She is bright and dynamic and has her place set for higher education. We will assemble in our cars and watch the students walk across the stage, their colourful cap and gown an expression of achievement. Speeches will be made from the podium, and great leaders will be quoted from Google searches.
Words like “nothing can dim the light that shines within you” or “start where you are. Use what you have. Do what you can.” Car horns will be sounded, pictures will be taken, and families will share a celebratory meal at the end of the day.
But this week, we are conflicted.
We know of the three Grade 12 students from Kelowna Secondary School killed in a car crash; our heartfelt condolences to the families, school and wider community.

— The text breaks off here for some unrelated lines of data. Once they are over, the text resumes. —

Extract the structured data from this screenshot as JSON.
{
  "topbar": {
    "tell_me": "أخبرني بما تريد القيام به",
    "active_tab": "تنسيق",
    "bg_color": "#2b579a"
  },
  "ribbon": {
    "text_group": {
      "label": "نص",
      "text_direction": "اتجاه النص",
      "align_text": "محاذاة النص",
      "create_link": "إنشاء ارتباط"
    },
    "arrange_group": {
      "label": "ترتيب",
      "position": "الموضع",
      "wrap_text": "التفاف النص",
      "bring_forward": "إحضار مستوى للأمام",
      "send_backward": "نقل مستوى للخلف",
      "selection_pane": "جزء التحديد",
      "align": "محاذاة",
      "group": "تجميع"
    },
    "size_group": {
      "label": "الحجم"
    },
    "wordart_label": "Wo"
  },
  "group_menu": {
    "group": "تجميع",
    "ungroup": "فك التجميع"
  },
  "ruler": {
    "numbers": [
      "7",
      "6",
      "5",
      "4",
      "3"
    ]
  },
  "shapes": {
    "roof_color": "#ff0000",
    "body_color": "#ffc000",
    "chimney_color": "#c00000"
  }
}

We are also attempting to process Canada’s dark story of residential schools with the news of discovering 215 unmarked graves in Kamloops. There are moments when we cannot pray elaborate prayers because the very groans and sighs are our prayers; tears are our response. And, somewhere at that moment, we need to lift our clear voices, our united voices, to the call for the ongoing truth and reconciliation process to continue.

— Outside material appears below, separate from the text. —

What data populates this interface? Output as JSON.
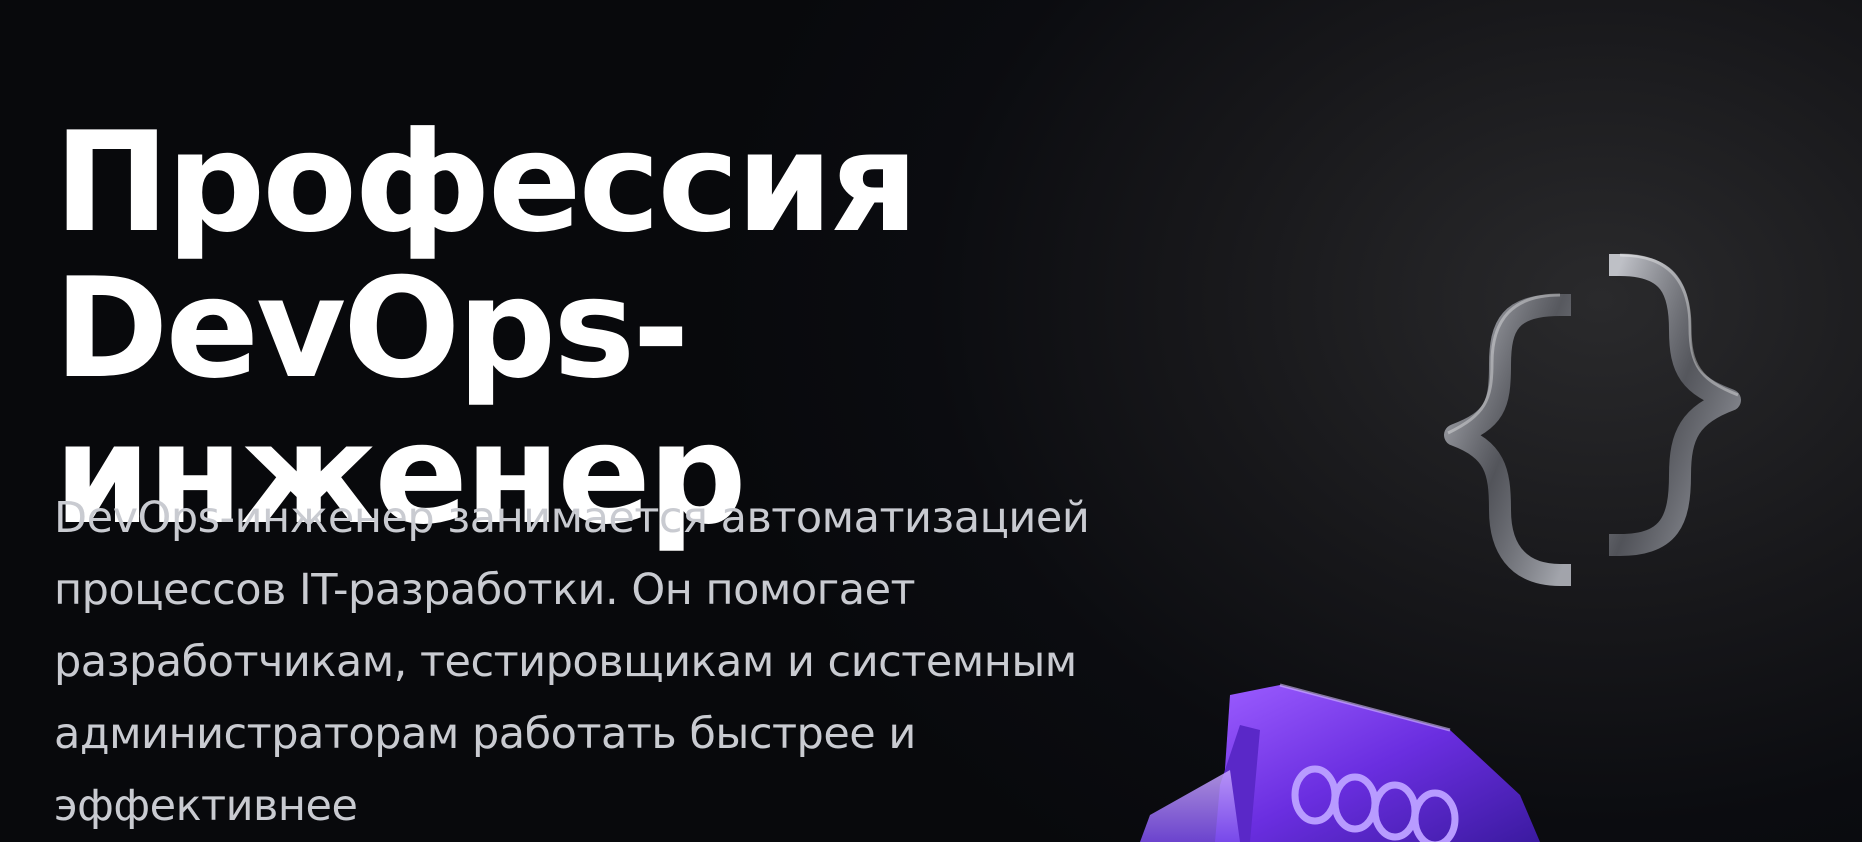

A light in the darkness, so that truth and healing can be found amid this heartbreak and trauma — the traumatic reality that thousands of indigenous children were taken by force from their families and never returned.
Heritage Christian School made a statement that captures the posture the faith community should start with, “215 lives, every single one matters. Our hearts are with the Tk’emlups te Secwepemc and the entire indigenous community who are mourning this devastating loss and recent news. We honour the journey of residential school survivors and the memory of those that never made it home.”
What I often say about life, is that we hold hope in one hand and pain and disappointment in the other.
As the grads walk across the stage, I would remind them that we always live with this tension. “Life is like a set of parallel train tracks, with joy and sorrow running inseparably throughout our days,” writes Pastor Rick Warren’s wife, Kay. “One of our toughest challenges in life is to learn how to live on both of those tracks at the same time.” I believe we are at a moment when we are holding great sorrow, but need to also fight for hope. I listened to retired senator Murray Sinclair’s online address; he told the stories he had heard while chairing the Indian Residential Schools Truth and Reconciliation Commission. He finished his address with the call for healing.
Jesus came to heal the wounds of the world. Now we, the church, must take responsibility and step into action.
If you need someone to talk to, there is a residential school crisis line 1-866-925-4419.
Phil Collins is a pastor at Willow Park Church in Kelowna.